**WHAT TO WORK ON:** Every line below that carries the word "Excedem" needs to be copied.

**LISTED ENTRIES:**
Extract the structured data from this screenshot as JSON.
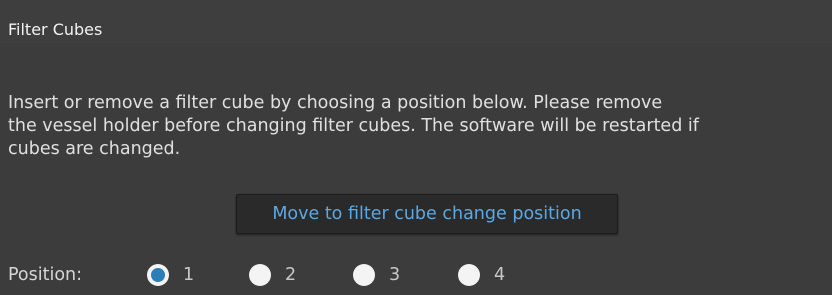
{
  "panel": {
    "title": "Filter Cubes",
    "description": "Insert or remove a filter cube by choosing a position below. Please remove\nthe vessel holder before changing filter cubes. The software will be restarted if\ncubes are changed.",
    "move_button_label": "Move to filter cube change position"
  },
  "position": {
    "label": "Position:",
    "options": [
      {
        "label": "1",
        "checked": true
      },
      {
        "label": "2",
        "checked": false
      },
      {
        "label": "3",
        "checked": false
      },
      {
        "label": "4",
        "checked": false
      }
    ]
  },
  "colors": {
    "background": "#3c3c3c",
    "button_text": "#5aa9e6",
    "radio_selected": "#2b7fb6"
  }
}
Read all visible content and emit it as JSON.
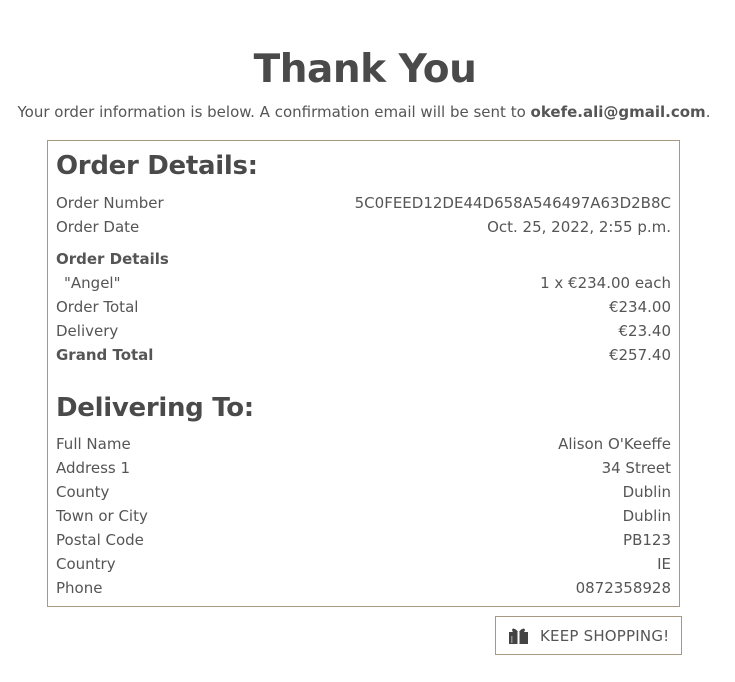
{
  "page": {
    "title": "Thank You",
    "intro_text": "Your order information is below. A confirmation email will be sent to ",
    "email": "okefe.ali@gmail.com",
    "intro_end": "."
  },
  "order": {
    "heading": "Order Details:",
    "number_label": "Order Number",
    "number_value": "5C0FEED12DE44D658A546497A63D2B8C",
    "date_label": "Order Date",
    "date_value": "Oct. 25, 2022, 2:55 p.m.",
    "details_label": "Order Details",
    "item_name": "\"Angel\"",
    "item_value": "1 x €234.00 each",
    "total_label": "Order Total",
    "total_value": "€234.00",
    "delivery_label": "Delivery",
    "delivery_value": "€23.40",
    "grand_label": "Grand Total",
    "grand_value": "€257.40"
  },
  "delivery": {
    "heading": "Delivering To:",
    "rows": [
      {
        "label": "Full Name",
        "value": "Alison O'Keeffe"
      },
      {
        "label": "Address 1",
        "value": "34 Street"
      },
      {
        "label": "County",
        "value": "Dublin"
      },
      {
        "label": "Town or City",
        "value": "Dublin"
      },
      {
        "label": "Postal Code",
        "value": "PB123"
      },
      {
        "label": "Country",
        "value": "IE"
      },
      {
        "label": "Phone",
        "value": "0872358928"
      }
    ]
  },
  "button": {
    "label": "KEEP SHOPPING!",
    "icon": "gifts-icon"
  },
  "colors": {
    "border": "#a89a80",
    "heading": "#4a4a4a",
    "text": "#555555"
  }
}
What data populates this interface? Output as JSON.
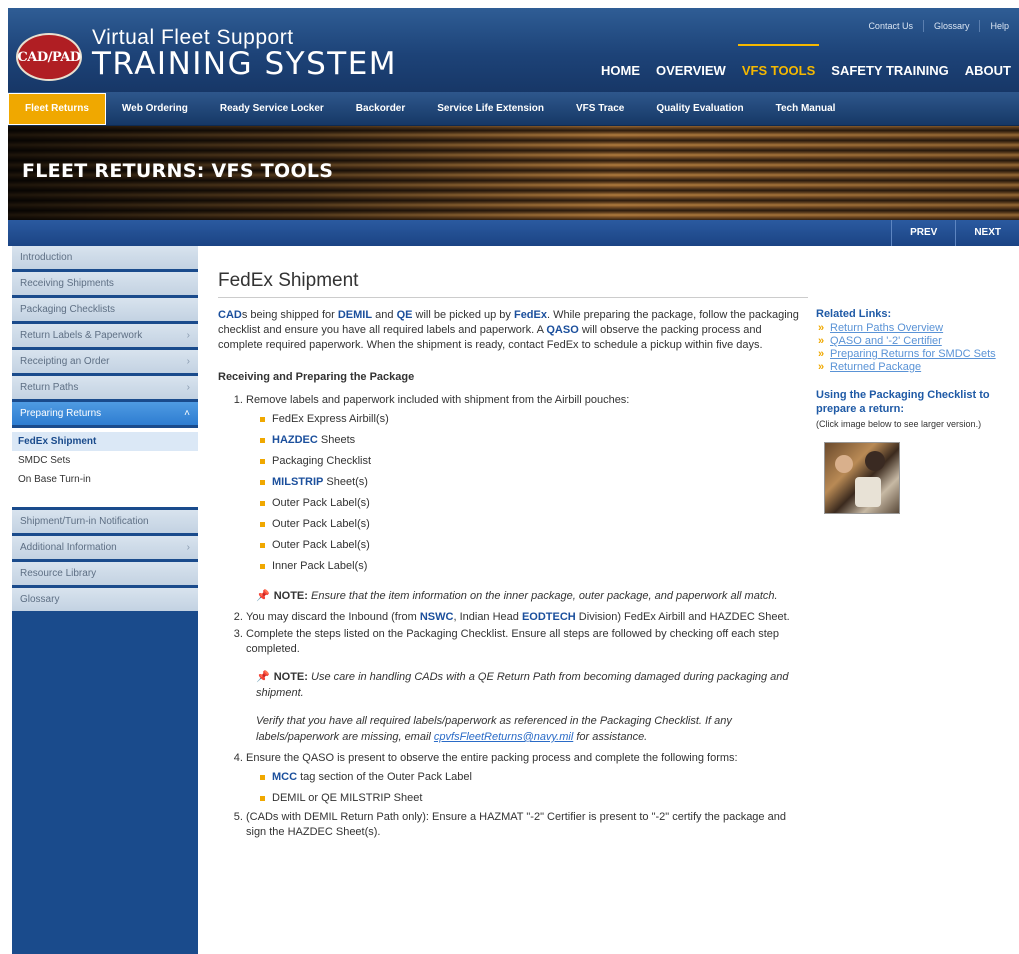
{
  "header": {
    "logo_text": "CAD/PAD",
    "title_line1": "Virtual Fleet Support",
    "title_line2": "TRAINING SYSTEM",
    "util_links": [
      "Contact Us",
      "Glossary",
      "Help"
    ],
    "main_nav": [
      {
        "label": "HOME",
        "active": false
      },
      {
        "label": "OVERVIEW",
        "active": false
      },
      {
        "label": "VFS TOOLS",
        "active": true
      },
      {
        "label": "SAFETY TRAINING",
        "active": false
      },
      {
        "label": "ABOUT",
        "active": false
      }
    ]
  },
  "subnav": [
    "Fleet Returns",
    "Web Ordering",
    "Ready Service Locker",
    "Backorder",
    "Service Life Extension",
    "VFS Trace",
    "Quality Evaluation",
    "Tech Manual"
  ],
  "banner": {
    "title": "FLEET RETURNS: VFS TOOLS"
  },
  "pager": {
    "prev": "PREV",
    "next": "NEXT"
  },
  "sidebar": {
    "items_top": [
      {
        "label": "Introduction",
        "chevron": ""
      },
      {
        "label": "Receiving Shipments",
        "chevron": ""
      },
      {
        "label": "Packaging Checklists",
        "chevron": ""
      },
      {
        "label": "Return Labels & Paperwork",
        "chevron": "›"
      },
      {
        "label": "Receipting an Order",
        "chevron": "›"
      },
      {
        "label": "Return Paths",
        "chevron": "›"
      },
      {
        "label": "Preparing Returns",
        "chevron": "˄"
      }
    ],
    "subitems": [
      "FedEx Shipment",
      "SMDC Sets",
      "On Base Turn-in"
    ],
    "items_bottom": [
      {
        "label": "Shipment/Turn-in Notification",
        "chevron": ""
      },
      {
        "label": "Additional Information",
        "chevron": "›"
      },
      {
        "label": "Resource Library",
        "chevron": ""
      },
      {
        "label": "Glossary",
        "chevron": ""
      }
    ]
  },
  "content": {
    "title": "FedEx Shipment",
    "intro": {
      "p1": "CAD",
      "p2": "s being shipped for ",
      "demil": "DEMIL",
      "p3": " and ",
      "qe": "QE",
      "p4": " will be picked up by ",
      "fedex": "FedEx",
      "p5": ". While preparing the package, follow the packaging checklist and ensure you have all required labels and paperwork. A ",
      "qaso": "QASO",
      "p6": " will observe the packing process and complete required paperwork. When the shipment is ready, contact FedEx to schedule a pickup within five days."
    },
    "section_heading": "Receiving and Preparing the Package",
    "step1": "Remove labels and paperwork included with shipment from the Airbill pouches:",
    "step1_bullets": [
      {
        "link": "",
        "text": "FedEx Express Airbill(s)"
      },
      {
        "link": "HAZDEC",
        "text": " Sheets"
      },
      {
        "link": "",
        "text": "Packaging Checklist"
      },
      {
        "link": "MILSTRIP",
        "text": " Sheet(s)"
      },
      {
        "link": "",
        "text": "Outer Pack Label(s)"
      },
      {
        "link": "",
        "text": "Outer Pack Label(s)"
      },
      {
        "link": "",
        "text": "Outer Pack Label(s)"
      },
      {
        "link": "",
        "text": "Inner Pack Label(s)"
      }
    ],
    "note1_label": "NOTE:",
    "note1_text": " Ensure that the item information on the inner package, outer package, and paperwork all match.",
    "step2": {
      "a": "You may discard the Inbound (from ",
      "nswc": "NSWC",
      "b": ", Indian Head ",
      "eodtech": "EODTECH",
      "c": " Division) FedEx Airbill and HAZDEC Sheet."
    },
    "step3": "Complete the steps listed on the Packaging Checklist. Ensure all steps are followed by checking off each step completed.",
    "note2_label": "NOTE:",
    "note2_text": " Use care in handling CADs with a QE Return Path from becoming damaged during packaging and shipment.",
    "note3_a": "Verify that you have all required labels/paperwork as referenced in the Packaging Checklist. If any labels/paperwork are missing, email ",
    "note3_email": "cpvfsFleetReturns@navy.mil",
    "note3_b": " for assistance.",
    "step4": "Ensure the QASO is present to observe the entire packing process and complete the following forms:",
    "step4_bullets": [
      {
        "link": "MCC",
        "text": " tag section of the Outer Pack Label"
      },
      {
        "link": "",
        "text": "DEMIL or QE MILSTRIP Sheet"
      }
    ],
    "step5": "(CADs with DEMIL Return Path only): Ensure a HAZMAT \"-2\" Certifier is present to \"-2\" certify the package and sign the HAZDEC Sheet(s)."
  },
  "related": {
    "heading": "Related Links:",
    "links": [
      "Return Paths Overview",
      "QASO and '-2' Certifier",
      "Preparing Returns for SMDC Sets",
      "Returned Package"
    ],
    "checklist_heading": "Using the Packaging Checklist to prepare a return:",
    "checklist_note": "(Click image below to see larger version.)"
  }
}
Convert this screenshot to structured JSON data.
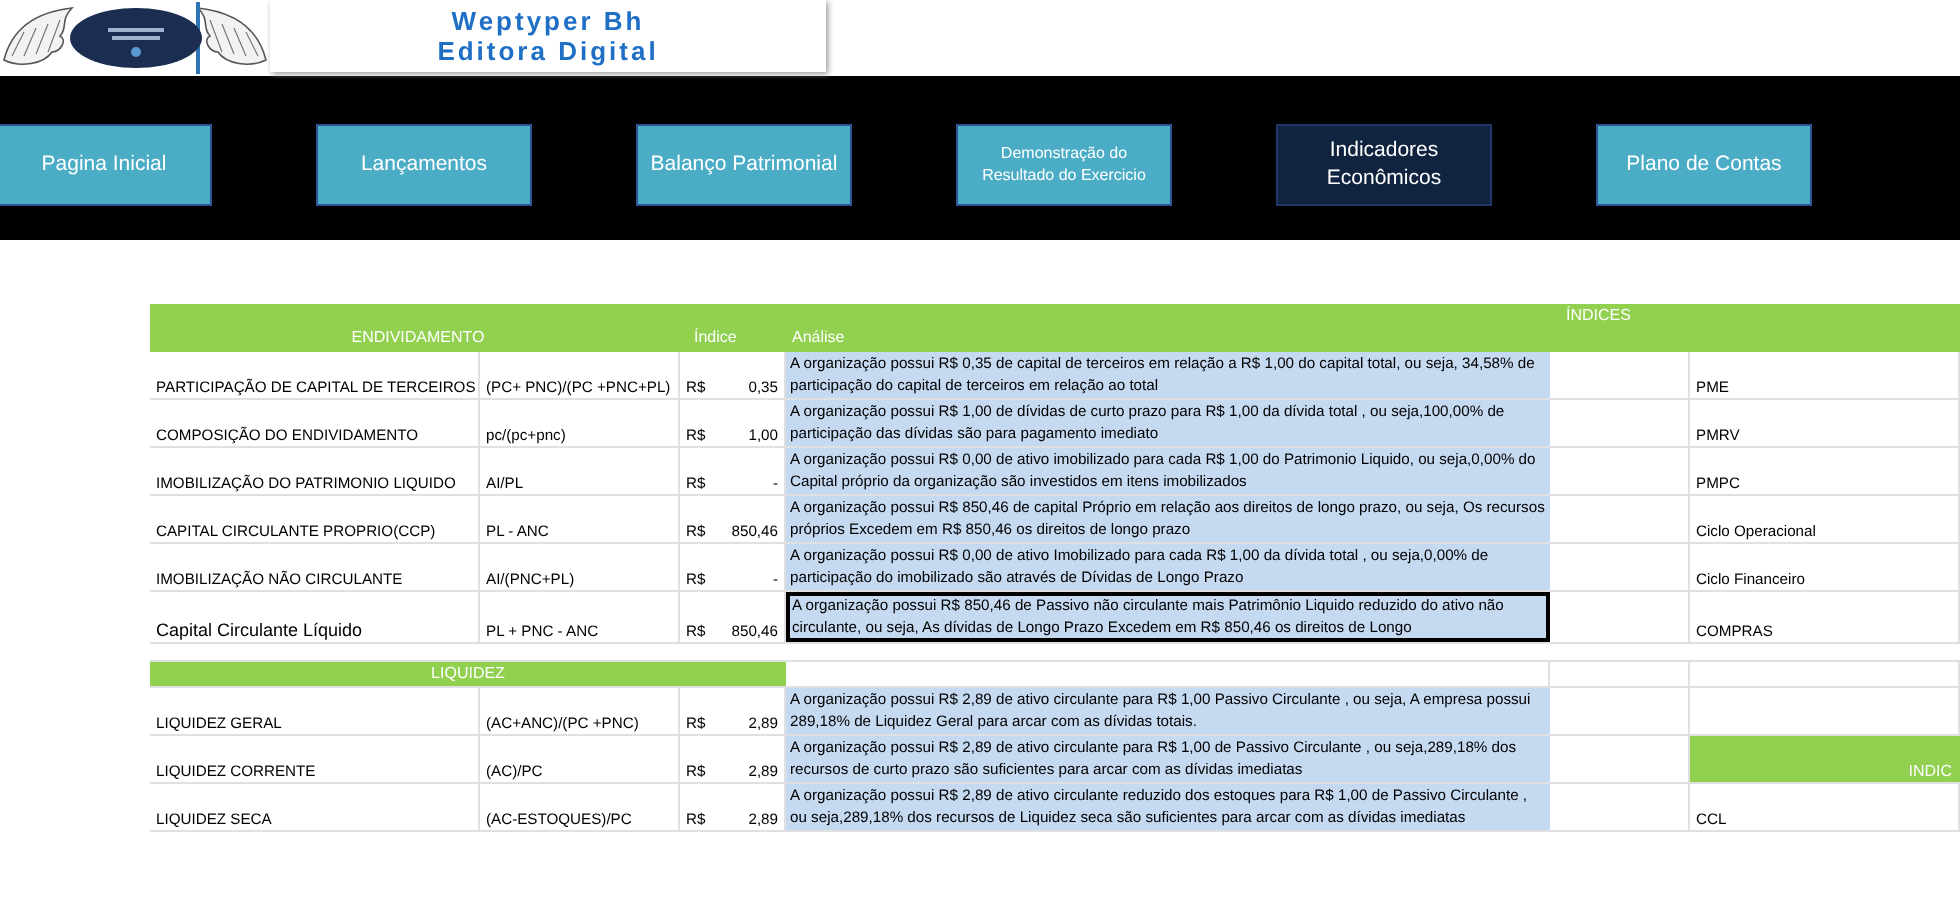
{
  "header": {
    "title_lines": [
      "Weptyper Bh",
      "Editora Digital"
    ]
  },
  "nav": [
    {
      "label": "Pagina Inicial",
      "selected": false
    },
    {
      "label": "Lançamentos",
      "selected": false
    },
    {
      "label": "Balanço Patrimonial",
      "selected": false
    },
    {
      "label": "Demonstração do Resultado do Exercicio",
      "selected": false
    },
    {
      "label": "Indicadores Econômicos",
      "selected": true
    },
    {
      "label": "Plano de Contas",
      "selected": false
    }
  ],
  "table": {
    "group_header": "ÍNDICES",
    "sections": [
      {
        "title": "ENDIVIDAMENTO",
        "columns": [
          "Índice",
          "Análise"
        ],
        "rows": [
          {
            "kind": "plain",
            "name": "PARTICIPAÇÃO DE CAPITAL DE TERCEIROS",
            "formula": " (PC+ PNC)/(PC +PNC+PL)",
            "currency": "R$",
            "value": "0,35",
            "analysis": " A organização possui  R$ 0,35 de capital de terceiros em relação a R$ 1,00 do capital total, ou seja, 34,58% de participação do capital de terceiros em relação ao total",
            "selected": false,
            "side": {
              "kind": "label",
              "text": "PME"
            }
          },
          {
            "kind": "plain",
            "name": "COMPOSIÇÃO DO ENDIVIDAMENTO",
            "formula": "pc/(pc+pnc)",
            "currency": "R$",
            "value": "1,00",
            "analysis": " A organização possui  R$ 1,00 de dívidas de curto prazo para  R$ 1,00 da dívida total , ou seja,100,00% de participação das dívidas são para pagamento imediato",
            "selected": false,
            "side": {
              "kind": "label",
              "text": "PMRV"
            }
          },
          {
            "kind": "plain",
            "name": "IMOBILIZAÇÃO DO PATRIMONIO LIQUIDO",
            "formula": "AI/PL",
            "currency": "R$",
            "value": "-",
            "analysis": " A organização possui  R$ 0,00 de ativo imobilizado  para cada  R$ 1,00 do Patrimonio Liquido, ou seja,0,00% do Capital próprio da organização são investidos em itens imobilizados",
            "selected": false,
            "side": {
              "kind": "label",
              "text": "PMPC"
            }
          },
          {
            "kind": "plain",
            "name": "CAPITAL CIRCULANTE PROPRIO(CCP)",
            "formula": "PL - ANC",
            "currency": "R$",
            "value": "850,46",
            "analysis": " A organização possui  R$ 850,46 de capital Próprio em relação aos direitos de longo prazo, ou seja, Os recursos próprios Excedem em R$ 850,46 os direitos de longo prazo",
            "selected": false,
            "side": {
              "kind": "label",
              "text": "Ciclo Operacional"
            }
          },
          {
            "kind": "plain",
            "name": "IMOBILIZAÇÃO NÃO CIRCULANTE",
            "formula": "AI/(PNC+PL)",
            "currency": "R$",
            "value": "-",
            "analysis": " A organização possui  R$ 0,00 de ativo Imobilizado para cada  R$ 1,00 da dívida total , ou seja,0,00% de participação do imobilizado são através de Dívidas de Longo Prazo",
            "selected": false,
            "side": {
              "kind": "label",
              "text": "Ciclo Financeiro"
            }
          },
          {
            "kind": "large",
            "name": "Capital Circulante Líquido",
            "formula": "PL + PNC - ANC",
            "currency": "R$",
            "value": "850,46",
            "analysis": " A organização possui  R$ 850,46 de Passivo não circulante mais Patrimônio Liquido reduzido do ativo não circulante, ou seja, As dívidas de Longo Prazo Excedem em R$ 850,46 os direitos de Longo",
            "selected": true,
            "side": {
              "kind": "label",
              "text": "COMPRAS"
            }
          }
        ]
      },
      {
        "title": "LIQUIDEZ",
        "rows": [
          {
            "kind": "plain",
            "name": "LIQUIDEZ GERAL",
            "formula": "(AC+ANC)/(PC +PNC)",
            "currency": "R$",
            "value": "2,89",
            "analysis": " A organização possui  R$ 2,89 de ativo circulante  para  R$ 1,00 Passivo Circulante , ou seja, A empresa possui  289,18% de Liquidez Geral para arcar com as dívidas totais.",
            "selected": false
          },
          {
            "kind": "plain",
            "name": "LIQUIDEZ CORRENTE",
            "formula": "(AC)/PC",
            "currency": "R$",
            "value": "2,89",
            "analysis": " A organização possui  R$ 2,89 de ativo circulante  para  R$ 1,00 de Passivo Circulante , ou seja,289,18% dos recursos de curto prazo são suficientes para arcar com as dívidas imediatas",
            "selected": false,
            "side": {
              "kind": "heading",
              "text": "INDIC"
            }
          },
          {
            "kind": "plain",
            "name": "LIQUIDEZ SECA",
            "formula": "(AC-ESTOQUES)/PC",
            "currency": "R$",
            "value": "2,89",
            "analysis": " A organização possui  R$ 2,89 de ativo circulante reduzido dos estoques para  R$ 1,00 de Passivo Circulante , ou seja,289,18% dos recursos de Liquidez seca são suficientes para arcar com as dívidas imediatas",
            "selected": false,
            "side": {
              "kind": "label",
              "text": "CCL"
            }
          }
        ]
      }
    ]
  }
}
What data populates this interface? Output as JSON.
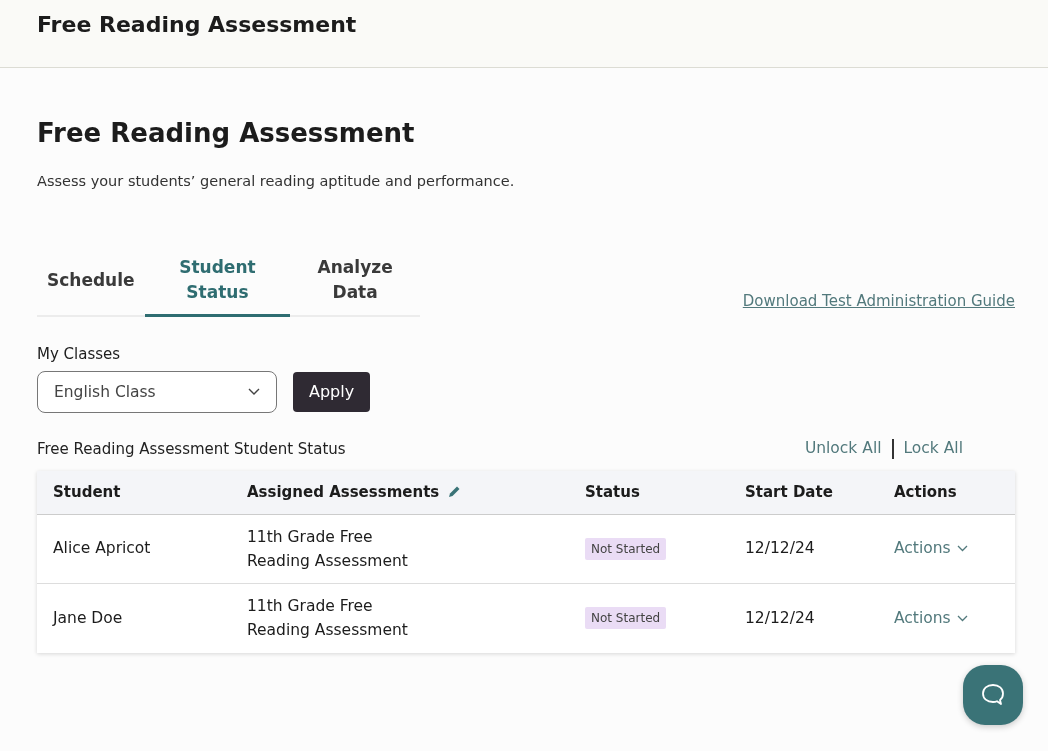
{
  "header": {
    "title": "Free Reading Assessment"
  },
  "page": {
    "title": "Free Reading Assessment",
    "subtitle": "Assess your students’ general reading aptitude and performance."
  },
  "tabs": [
    {
      "label": "Schedule",
      "selected": false
    },
    {
      "label": "Student Status",
      "selected": true
    },
    {
      "label": "Analyze Data",
      "selected": false
    }
  ],
  "guide_link": "Download Test Administration Guide",
  "class_filter": {
    "label": "My Classes",
    "value": "English Class",
    "button": "Apply"
  },
  "table": {
    "caption": "Free Reading Assessment Student Status",
    "bulk_actions": [
      "Unlock All",
      "Lock All"
    ],
    "columns": [
      "Student",
      "Assigned Assessments",
      "Status",
      "Start Date",
      "Actions"
    ],
    "rows": [
      {
        "student": "Alice Apricot",
        "assessment": "11th Grade Free Reading Assessment",
        "status": "Not Started",
        "start_date": "12/12/24",
        "actions": "Actions"
      },
      {
        "student": "Jane Doe",
        "assessment": "11th Grade Free Reading Assessment",
        "status": "Not Started",
        "start_date": "12/12/24",
        "actions": "Actions"
      }
    ]
  }
}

**PROBLEM SOLUTION:**
            "analysis": " A organização possui  R$ 850,46 de capital Próprio em relação aos direitos de longo prazo, ou seja, Os recursos próprios Excedem em R$ 850,46 os direitos de longo prazo",
            "analysis": " A organização possui  R$ 850,46 de Passivo não circulante mais Patrimônio Liquido reduzido do ativo não circulante, ou seja, As dívidas de Longo Prazo Excedem em R$ 850,46 os direitos de Longo",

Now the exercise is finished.